Today's word is one that believe you'll find useful. Or at least interesting. I thought that we'd work on some contrasts today, contrasts between the Swedish culture and our American culture. As a child of both cultures, I'm grateful that unlike Spock, I didn't have to choose one and forever leave the other behind. I've got the blessing of knowing at least two different ways of doing many things. You've read about family traditions, about holiday celebrations, but that's not what I'm referring to today. Today is about everyday life. About what's different between Sweden and the US. What is ovanligt.
owe-vaughn-lit as in “I need to repay Vince for the lighter he just let me borrow.”

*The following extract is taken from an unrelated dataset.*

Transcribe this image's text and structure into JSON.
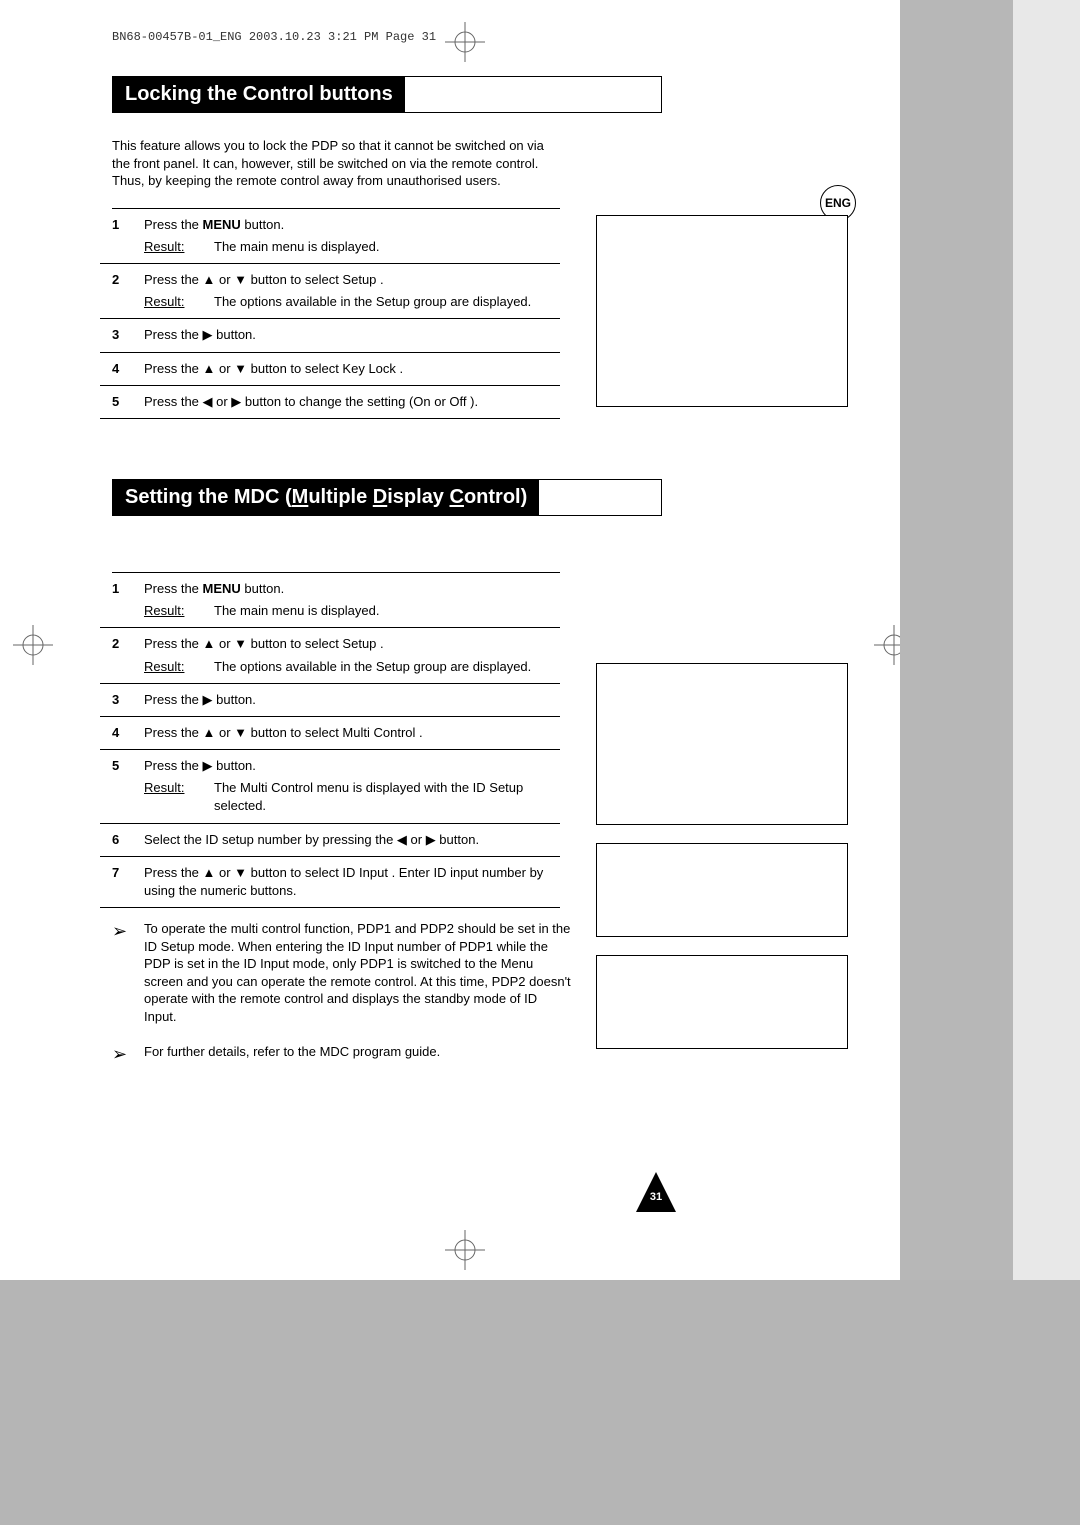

Definition? Unusual, in contrast to what is regular. I'm going to just do bullet points, otherwise you'd have me going for a long time. It's fun to do that. I've done that. I met up with a childhood friend during my 1996 trip “home” and she and her boyfriend and another friend of theirs took me out on the town. We ended up at a bar which had a street-side seating area. It was late, and the last bus home to my Farmor's apartment left at midnight, but it was a night to remember. It didn't get dark, so that was ovanligt from what I'm used to. Our conversation consisted entirely of the differences between what we do in America and what they do in Sweden.
It's ovanligt in Sweden:
for people to move from town to town as they grow up and then later as they get jobs. Most plant themselves where they are, dig their roots down deep, and stay.
for families to own more than one car, if they have a car. Public transportation is amazingly well organized and easy to use, and very cheap.
to eat out as much as we do. They have their share of restaurants, of course, but they tend to be high-end priced, or inexpensive sidewalk cafes and sandwich bars which can be found all over the place. There's not a lot of middle ground places, or chain restaurants, as we have here.
bring a school lunch. Everyone eats lunch in the cafeteria. For free. We had fish twice a week, and once every three weeks we had my favorite – rice pudding.
to get married before living together. In a very large percentage of families, the parents never marry. I don't know why, or what the tax implications there are, but this is confirmed by The Swede, so it must be true ;-)
And now I'm leaving you. Just found out that my baby brother and his wife just had their first child! Too much excitement for me to concentrate on writing!
To those of you who read this and are Swedish, PLEASE correct anything that I got wrong. These points are from my memory, my perceptions and observations, and could very well be wrong by now. Don't hesitate to say so.